Other than the obligatory bayou sports swag dotting the dining room, it's not clear why Fat Daddy's brands itself as Louisiana barbecue, a nebulous style if style it even is. Ask the waitress and she'll tell you, "I'm not 100 percent sure, but it's good food." Owner Richard Kennedy does hail from Shreveport, but if you ask him, he says the difference isn't in the meat — it's in his soda-based sauces.
It doesn't really matter because both are right: The food is good, and the sauces are noteworthy. In fact, the sauces are straight-up gangster.
Corn-syrup opponents might balk at bases of A&W Root Beer and orange Crush, but each of the four — medium-thick, tomato-centric and, in one case, Broncos-themed — brings it. The regular is sweet and clean; the medium, very peppery with a kick harder than a drunk Matt Prater; and the hot a viscous black-red that oozes from a squeeze bottle marked with three Xs, before punishing you with habañero heat. One taste and you're riding a wave of panic that crashes on rocks of pain before salvation arrives via endorphin euphoria. It's fantastic.
We first encountered the restaurant on a clear day, full of sweet-smelling smoke pouring from the heavy, black, dual-chimneyed rig out back, where you also find a sprawling pile of hickory logs. (I think Kennedy's using only those logs to smoke, but he didn't return calls for comment by press time.) Peek over and you'll see tools of the trade: a hatchet next to a spray bottle. At night, the adjoining trees, which are home to at least one speedy cottontail, charmingly come alive with strings of lights.
However, the operation is far from tight, which can become pretty annoying. Beyond a lack of curiosity about fundamental restaurant facts, our servers at various times ignored us; passed us off to other employees before sitting down with a raucous table a few feet away; casually empathized over the eight flies buzzing first on the window next to us, then around our food; failed to drop, or notice the lack of, silverware, plates and napkins; and generally took a laissez-faire approach to our coming and going.
But, it being a TV-filled, sports-bar kind of place, maybe that's OK to the demographic. Plus, ultimately, outside of the generic fried foods — okra ($5.99), pickles ($5.99), mozzarella sticks ($6.99) and chicken strips ($6.99) — the smoked stuff at Fat Daddy's is worth the risk.
Actually, it's probably worth the risk of cursing Drew Brees to a Cajun just to down Kennedy's smoked chicken wings ($6.99), which come with a sweet-and-spicy rémoulade thing that's completely unnecessary — the crisp, pebbled skin yields to succulent, smoky meat you swear you could get drunk on.

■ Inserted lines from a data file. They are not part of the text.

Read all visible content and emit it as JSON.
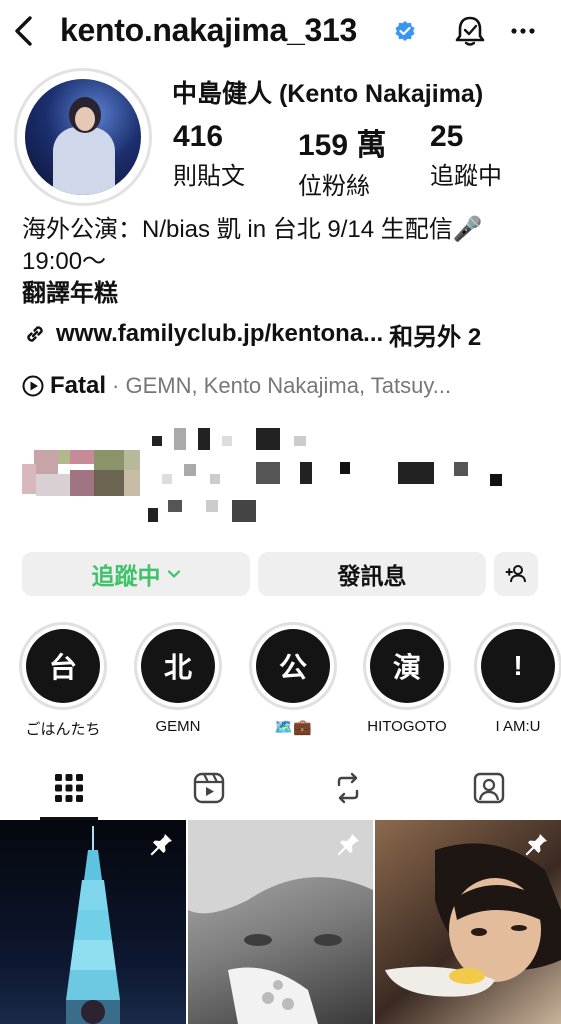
{
  "header": {
    "username": "kento.nakajima_313"
  },
  "profile": {
    "display_name": "中島健人 (Kento Nakajima)",
    "stats": [
      {
        "num": "416",
        "label": "則貼文"
      },
      {
        "num": "159 萬",
        "label": "位粉絲"
      },
      {
        "num": "25",
        "label": "追蹤中"
      }
    ],
    "bio_line1": "海外公演：N/bias 凱 in 台北 9/14 生配信🎤",
    "bio_line2": "19:00～",
    "bio_line3": "翻譯年糕",
    "link_text": "www.familyclub.jp/kentona...",
    "link_more": "和另外 2",
    "music_song": "Fatal",
    "music_artists": "· GEMN, Kento Nakajima, Tatsuy..."
  },
  "actions": {
    "following_label": "追蹤中",
    "message_label": "發訊息"
  },
  "highlights": [
    {
      "glyph": "台",
      "label": "ごはんたち"
    },
    {
      "glyph": "北",
      "label": "GEMN"
    },
    {
      "glyph": "公",
      "label": "🗺️💼"
    },
    {
      "glyph": "演",
      "label": "HITOGOTO"
    },
    {
      "glyph": "!",
      "label": "I AM:U"
    }
  ],
  "colors": {
    "following_text": "#3ec26a",
    "verified_badge": "#3897f0"
  }
}
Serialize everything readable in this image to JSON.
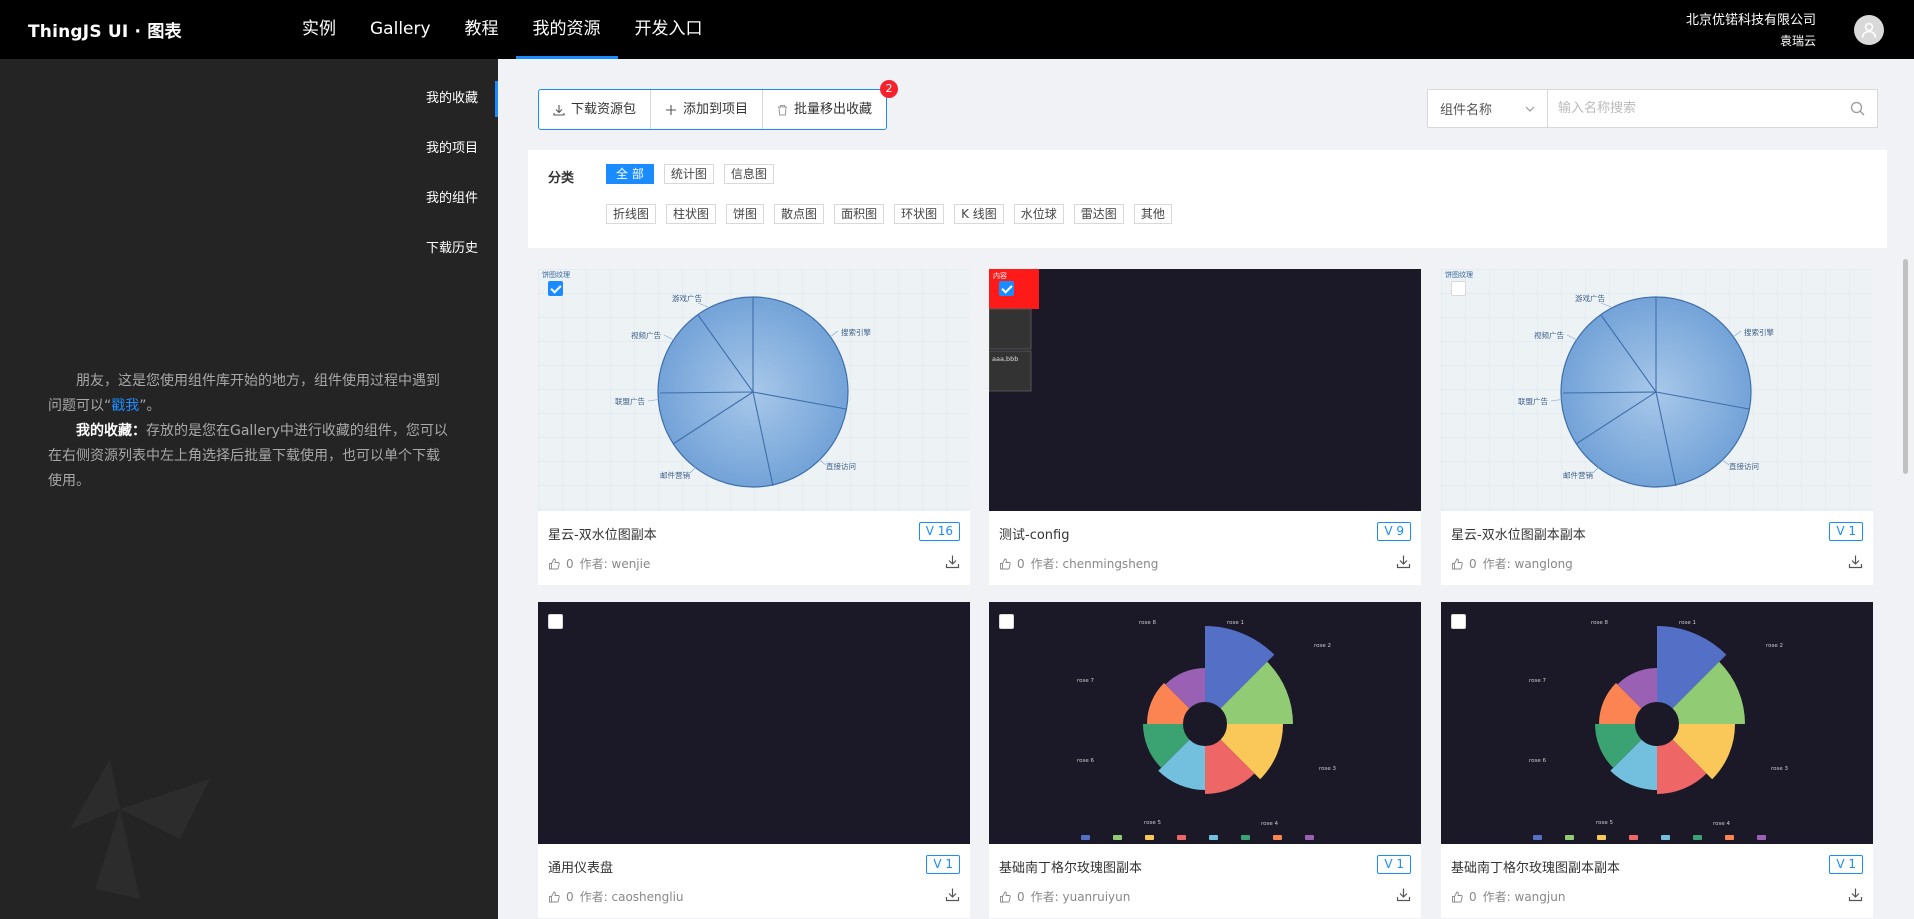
{
  "header": {
    "logo_brand": "ThingJS",
    "logo_suffix": "UI · 图表",
    "nav": [
      {
        "label": "实例"
      },
      {
        "label": "Gallery"
      },
      {
        "label": "教程"
      },
      {
        "label": "我的资源"
      },
      {
        "label": "开发入口"
      }
    ],
    "active_nav": "我的资源",
    "company": "北京优锘科技有限公司",
    "user": "袁瑞云"
  },
  "sidebar": {
    "items": [
      {
        "label": "我的收藏"
      },
      {
        "label": "我的项目"
      },
      {
        "label": "我的组件"
      },
      {
        "label": "下载历史"
      }
    ],
    "active": "我的收藏",
    "intro1_pre": "朋友，这是您使用组件库开始的地方，组件使用过程中遇到问题可以“",
    "intro1_link": "戳我",
    "intro1_post": "”。",
    "intro2_title": "我的收藏：",
    "intro2_text": "存放的是您在Gallery中进行收藏的组件，您可以在右侧资源列表中左上角选择后批量下载使用，也可以单个下载使用。"
  },
  "toolbar": {
    "download_label": "下载资源包",
    "add_label": "添加到项目",
    "remove_label": "批量移出收藏",
    "badge": "2"
  },
  "search": {
    "select_value": "组件名称",
    "placeholder": "输入名称搜索"
  },
  "filter": {
    "label": "分类",
    "row1": [
      "全 部",
      "统计图",
      "信息图"
    ],
    "row2": [
      "折线图",
      "柱状图",
      "饼图",
      "散点图",
      "面积图",
      "环状图",
      "K 线图",
      "水位球",
      "雷达图",
      "其他"
    ]
  },
  "cards": [
    {
      "name": "星云-双水位图副本",
      "version": "V 16",
      "likes": "0",
      "author": "作者: wenjie",
      "checked": true,
      "thumb": "pie-light",
      "thumb_title": "饼图纹理"
    },
    {
      "name": "测试-config",
      "version": "V 9",
      "likes": "0",
      "author": "作者: chenmingsheng",
      "checked": true,
      "thumb": "dark-config",
      "thumb_title": "内容",
      "thumb_text": "aaa,bbb"
    },
    {
      "name": "星云-双水位图副本副本",
      "version": "V 1",
      "likes": "0",
      "author": "作者: wanglong",
      "checked": false,
      "thumb": "pie-light",
      "thumb_title": "饼图纹理"
    },
    {
      "name": "通用仪表盘",
      "version": "V 1",
      "likes": "0",
      "author": "作者: caoshengliu",
      "checked": false,
      "thumb": "dark-empty"
    },
    {
      "name": "基础南丁格尔玫瑰图副本",
      "version": "V 1",
      "likes": "0",
      "author": "作者: yuanruiyun",
      "checked": false,
      "thumb": "rose"
    },
    {
      "name": "基础南丁格尔玫瑰图副本副本",
      "version": "V 1",
      "likes": "0",
      "author": "作者: wangjun",
      "checked": false,
      "thumb": "rose"
    }
  ],
  "pie_labels": [
    "游戏广告",
    "搜索引擎",
    "视频广告",
    "联盟广告",
    "邮件营销",
    "直接访问"
  ],
  "rose_labels": [
    "rose 1",
    "rose 2",
    "rose 3",
    "rose 4",
    "rose 5",
    "rose 6",
    "rose 7",
    "rose 8"
  ],
  "colors": {
    "accent": "#1a8cff",
    "rose": [
      "#5470c6",
      "#91cc75",
      "#fac858",
      "#ee6666",
      "#73c0de",
      "#3ba272",
      "#fc8452",
      "#9a60b4"
    ]
  }
}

Shredded pork is also impressively moist. Get it on the three-meat plate ($17.99), where your brisket might run fatty, under-smoked or just perfect; or your ribs, to my taste, a little soft at times, but with good bark at others. The flavor comes correct at all points, however, continuing with sauce-on sandwiches like the chopped beef ($4.99). Even the smoked baked beans and smoked macaroni-and-cheese taste stellar, though the latter gets a little mushy.
So forget about the fact that Fat Daddy's, like many restaurants before it, is seemingly randomly attached to a car wash in Briargate. If you want to call this Louisiana barbecue, I'm sold.